The prospect of the city's most prestigious golf club being ploughed up for housing has moved a step closer, with a lawmaker saying its management had raised no objection to the idea at a recent meeting.
Secretary for Development Paul Chan Mo-po said on Friday there was scope for reviewing the use of the 170 hectares of land at Fanling occupied by the Hong Kong Golf Club, the host since 1959 of Asia's oldest professional golf tournament - the Hong Kong Open.
Yesterday Chan said Fanling Lodge - the summer residence of colonial governors and, since 1997, of chief executives - and adjoining golf club land could make way for housing.

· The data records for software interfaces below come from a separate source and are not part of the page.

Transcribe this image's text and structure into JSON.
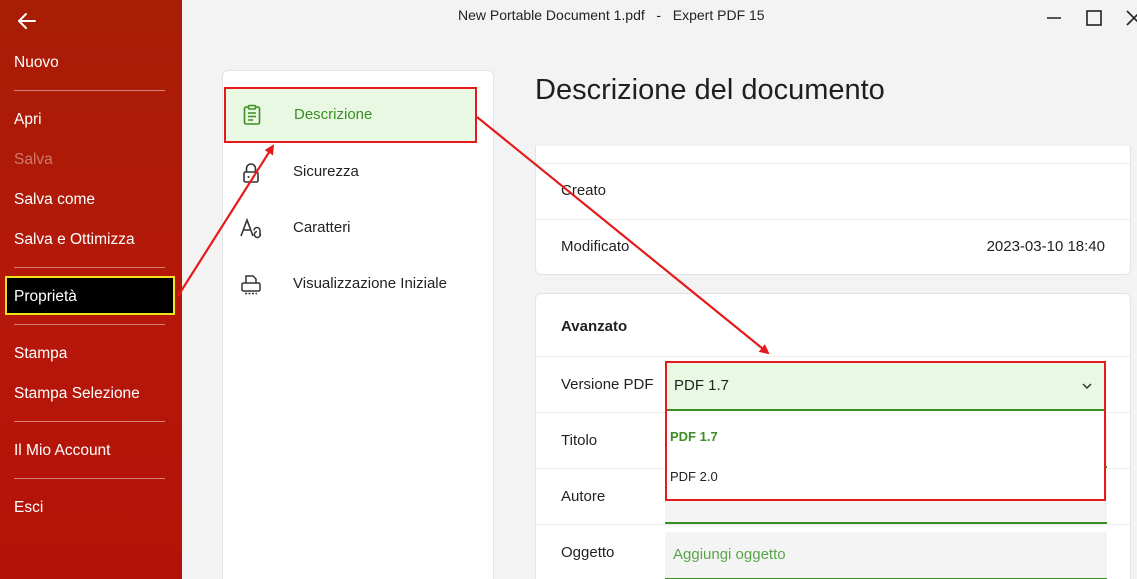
{
  "window": {
    "title": "New Portable Document 1.pdf   -   Expert PDF 15"
  },
  "backstage": {
    "back_icon": "arrow-left-icon",
    "items": [
      {
        "label": "Nuovo"
      },
      {
        "label": "Apri"
      },
      {
        "label": "Salva"
      },
      {
        "label": "Salva come"
      },
      {
        "label": "Salva e Ottimizza"
      },
      {
        "label": "Proprietà"
      },
      {
        "label": "Stampa"
      },
      {
        "label": "Stampa Selezione"
      },
      {
        "label": "Il Mio Account"
      },
      {
        "label": "Esci"
      }
    ]
  },
  "categories": [
    {
      "label": "Descrizione",
      "icon": "clipboard-icon"
    },
    {
      "label": "Sicurezza",
      "icon": "lock-icon"
    },
    {
      "label": "Caratteri",
      "icon": "font-icon"
    },
    {
      "label": "Visualizzazione Iniziale",
      "icon": "printer-icon"
    }
  ],
  "content": {
    "title": "Descrizione del documento",
    "dates": {
      "created_label": "Creato",
      "modified_label": "Modificato",
      "modified_value": "2023-03-10 18:40"
    },
    "advanced": {
      "title": "Avanzato",
      "version_label": "Versione PDF",
      "version_value": "PDF 1.7",
      "version_options": [
        "PDF 1.7",
        "PDF 2.0"
      ],
      "title_label": "Titolo",
      "author_label": "Autore",
      "subject_label": "Oggetto",
      "subject_placeholder": "Aggiungi oggetto"
    }
  },
  "colors": {
    "backstage_red": "#b3170a",
    "accent_green": "#3b8f23",
    "selection_green_bg": "#e8f8e3",
    "annotation_red": "#e51b1b",
    "highlight_yellow": "#f2e31c"
  }
}
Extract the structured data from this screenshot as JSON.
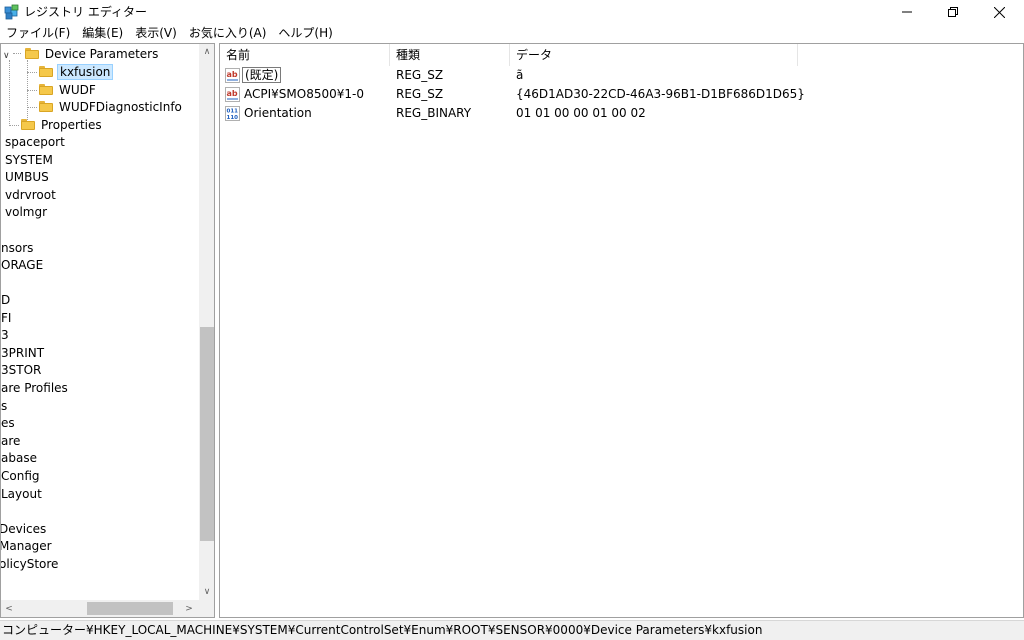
{
  "window": {
    "title": "レジストリ エディター"
  },
  "menu": {
    "items": [
      "ファイル(F)",
      "編集(E)",
      "表示(V)",
      "お気に入り(A)",
      "ヘルプ(H)"
    ]
  },
  "tree": {
    "items": [
      {
        "label": "Device Parameters",
        "folder": true,
        "expanded": true
      },
      {
        "label": "kxfusion",
        "folder": true,
        "selected": true
      },
      {
        "label": "WUDF",
        "folder": true
      },
      {
        "label": "WUDFDiagnosticInfo",
        "folder": true
      },
      {
        "label": "Properties",
        "folder": true
      },
      {
        "label": "spaceport"
      },
      {
        "label": "SYSTEM"
      },
      {
        "label": "UMBUS"
      },
      {
        "label": "vdrvroot"
      },
      {
        "label": "volmgr"
      },
      {
        "label": ""
      },
      {
        "label": "nsors"
      },
      {
        "label": "ORAGE"
      },
      {
        "label": ""
      },
      {
        "label": "D"
      },
      {
        "label": "FI"
      },
      {
        "label": "3"
      },
      {
        "label": "3PRINT"
      },
      {
        "label": "3STOR"
      },
      {
        "label": "are Profiles"
      },
      {
        "label": "s"
      },
      {
        "label": "es"
      },
      {
        "label": "are"
      },
      {
        "label": "abase"
      },
      {
        "label": "Config"
      },
      {
        "label": "Layout"
      },
      {
        "label": ""
      },
      {
        "label": "Devices"
      },
      {
        "label": "Manager"
      },
      {
        "label": "olicyStore"
      }
    ]
  },
  "list": {
    "columns": [
      "名前",
      "種類",
      "データ"
    ],
    "rows": [
      {
        "icon": "string-value-icon",
        "name": "(既定)",
        "type": "REG_SZ",
        "data": "ã"
      },
      {
        "icon": "string-value-icon",
        "name": "ACPI¥SMO8500¥1-0",
        "type": "REG_SZ",
        "data": "{46D1AD30-22CD-46A3-96B1-D1BF686D1D65}"
      },
      {
        "icon": "binary-value-icon",
        "name": "Orientation",
        "type": "REG_BINARY",
        "data": "01 01 00 00 01 00 02"
      }
    ]
  },
  "status": {
    "path": "コンピューター¥HKEY_LOCAL_MACHINE¥SYSTEM¥CurrentControlSet¥Enum¥ROOT¥SENSOR¥0000¥Device Parameters¥kxfusion"
  },
  "colors": {
    "selection": "#cce8ff",
    "folder": "#f5c84a",
    "string_icon_red": "#c0392b",
    "binary_icon_blue": "#1f5fbf"
  }
}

The future of the club, with its three 18-hole courses, the oldest laid out in 1911, has been a bone of contention since the government unveiled plans to build new towns called Fanling North and Kwu Tung North on 333 hectares of land.
Environmental group Green Sense has suggested using the golf club land for housing instead of taking farmland and demolishing village homes to build the new towns.

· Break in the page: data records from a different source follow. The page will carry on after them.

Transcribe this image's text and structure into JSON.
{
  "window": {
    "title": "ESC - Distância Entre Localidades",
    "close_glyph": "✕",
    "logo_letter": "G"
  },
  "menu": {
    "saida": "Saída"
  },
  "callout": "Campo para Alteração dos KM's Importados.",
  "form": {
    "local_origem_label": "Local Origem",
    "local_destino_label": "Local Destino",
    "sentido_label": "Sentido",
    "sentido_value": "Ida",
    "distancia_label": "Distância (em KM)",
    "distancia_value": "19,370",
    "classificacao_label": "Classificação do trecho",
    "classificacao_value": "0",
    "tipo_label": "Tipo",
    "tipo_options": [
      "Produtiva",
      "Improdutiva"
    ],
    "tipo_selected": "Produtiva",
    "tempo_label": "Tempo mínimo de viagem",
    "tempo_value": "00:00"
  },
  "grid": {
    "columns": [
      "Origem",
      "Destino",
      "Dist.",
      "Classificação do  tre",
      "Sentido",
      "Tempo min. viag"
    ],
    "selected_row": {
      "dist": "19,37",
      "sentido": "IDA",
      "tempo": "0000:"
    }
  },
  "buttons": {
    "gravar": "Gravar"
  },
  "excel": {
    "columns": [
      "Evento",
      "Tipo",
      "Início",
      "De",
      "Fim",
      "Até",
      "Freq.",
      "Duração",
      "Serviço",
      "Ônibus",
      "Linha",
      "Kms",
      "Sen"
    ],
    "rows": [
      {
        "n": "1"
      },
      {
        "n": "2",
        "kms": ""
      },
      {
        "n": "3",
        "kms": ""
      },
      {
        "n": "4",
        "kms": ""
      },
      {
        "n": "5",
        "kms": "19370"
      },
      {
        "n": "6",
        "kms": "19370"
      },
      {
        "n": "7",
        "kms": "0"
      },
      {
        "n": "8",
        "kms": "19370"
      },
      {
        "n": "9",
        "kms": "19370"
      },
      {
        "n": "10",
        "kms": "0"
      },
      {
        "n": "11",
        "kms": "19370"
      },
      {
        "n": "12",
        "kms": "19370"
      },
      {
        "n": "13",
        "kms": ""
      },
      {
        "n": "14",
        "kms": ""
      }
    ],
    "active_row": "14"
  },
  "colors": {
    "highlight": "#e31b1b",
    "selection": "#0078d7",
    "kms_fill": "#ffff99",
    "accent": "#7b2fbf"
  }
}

And on Thursday villagers in the northeastern New Territories, whose fields and homes in the area are also under threat of eventually being taken for housing, threatened to occupy the golf club unless the government scrapped its plans.
Dr Fernando Cheung Chiu-hung, a Labour Party lawmaker for New Territories East, said senior managers of the Hong Kong Golf Club expressed sympathy for the idea of redeveloping the Fanling club at a meeting with pan-democrats last month.

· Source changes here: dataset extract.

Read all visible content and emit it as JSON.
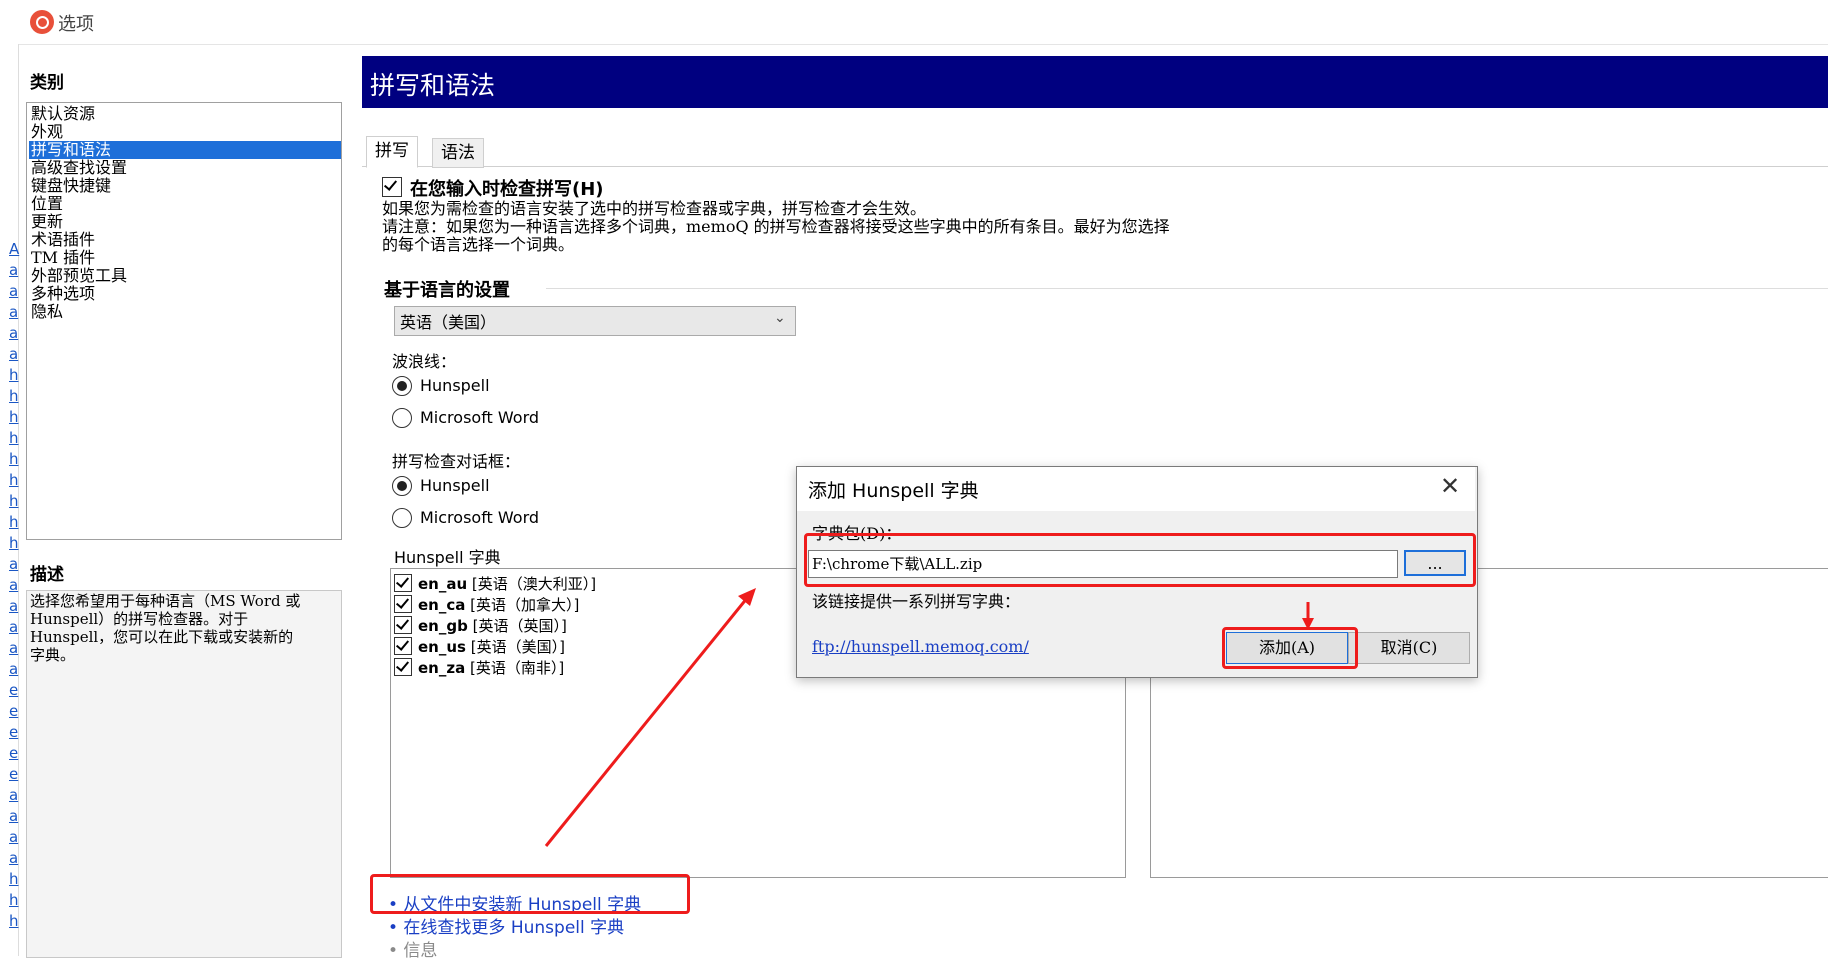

"When we told them there were views that all the courses should be resumed and redeveloped, they said they were willing to co-operate and would see what the government plan was," said Cheung, who talked to the board chairman and chief executive of the club.
Chan, however, said the land lease of the golf courses would not expire until 2020 and it would take years to redraw plans for the new towns.
"It should not be seen as a substitute," he said on radio.
A spokesman for the club declined to comment.
Under the terms of its lease, the government needs to give 12 months' notice, but no compensation, if it takes back the land.
Chan revealed the government's intention to review the use of the lodge and golf course land only after his announcement of the new-town developments on Thursday met with opposition. His statements have been seen by some as an attempt to avoid angering the public.
Green Sense president Roy Tam Hoi-pong said the group would propose its own development plan in September.
Tam said the land could provide homes for 120,000 people. As currently planned, the two new towns would provide homes for 174,900 people.
The group's plan for the land would include sites for recycling businesses, he said.
As well as Fanling, the 124-year-old Hong Kong Golf Club, "one of the world's most distinguished golf clubs", according to its website, runs a nine-hole course in Deep Water Bay. The Hong Kong Open tournament has attracted top players from around the globe, including Rory McIlroy, formerly the world No 1.
Civic Party lawmaker Ronny Tong Ka-wah, a golf player, although not a member of the club, said he did not think "the city should fill every inch of green and leisure space with flats" and questioned whether the land was enough for a new town.
Pro-establishment lawmaker Ann Chiang Lai-wan said: "The long history of the club is part of the city's collective memory. Instead of removing it, the government should force it to review its membership policy and make it more open to the public."
- Two-storey, five-bedroomed country house built in 1934
- Designed by the then public works department at a cost HK$140,000
- A summer residence for Hong Kong colonial governors, and for chief executives
- Assigned to the British armed forces from 1947 to 1957
- Housed Prince Charles in 1994 and then-British prime minister John Major in 1996
- Has a helicopter landing pad on the lawn allowing the chief executive to travel to the lodge by air
Fanling Golf Course
- Covers 170 hectares
- Comprises three 18-hole courses built in 1911, 1931 and 1970 respectively
- Has Hosted Hong Kong Open tournament since 1959
- The Half Way House inside, built in 1916, is a grade II historic building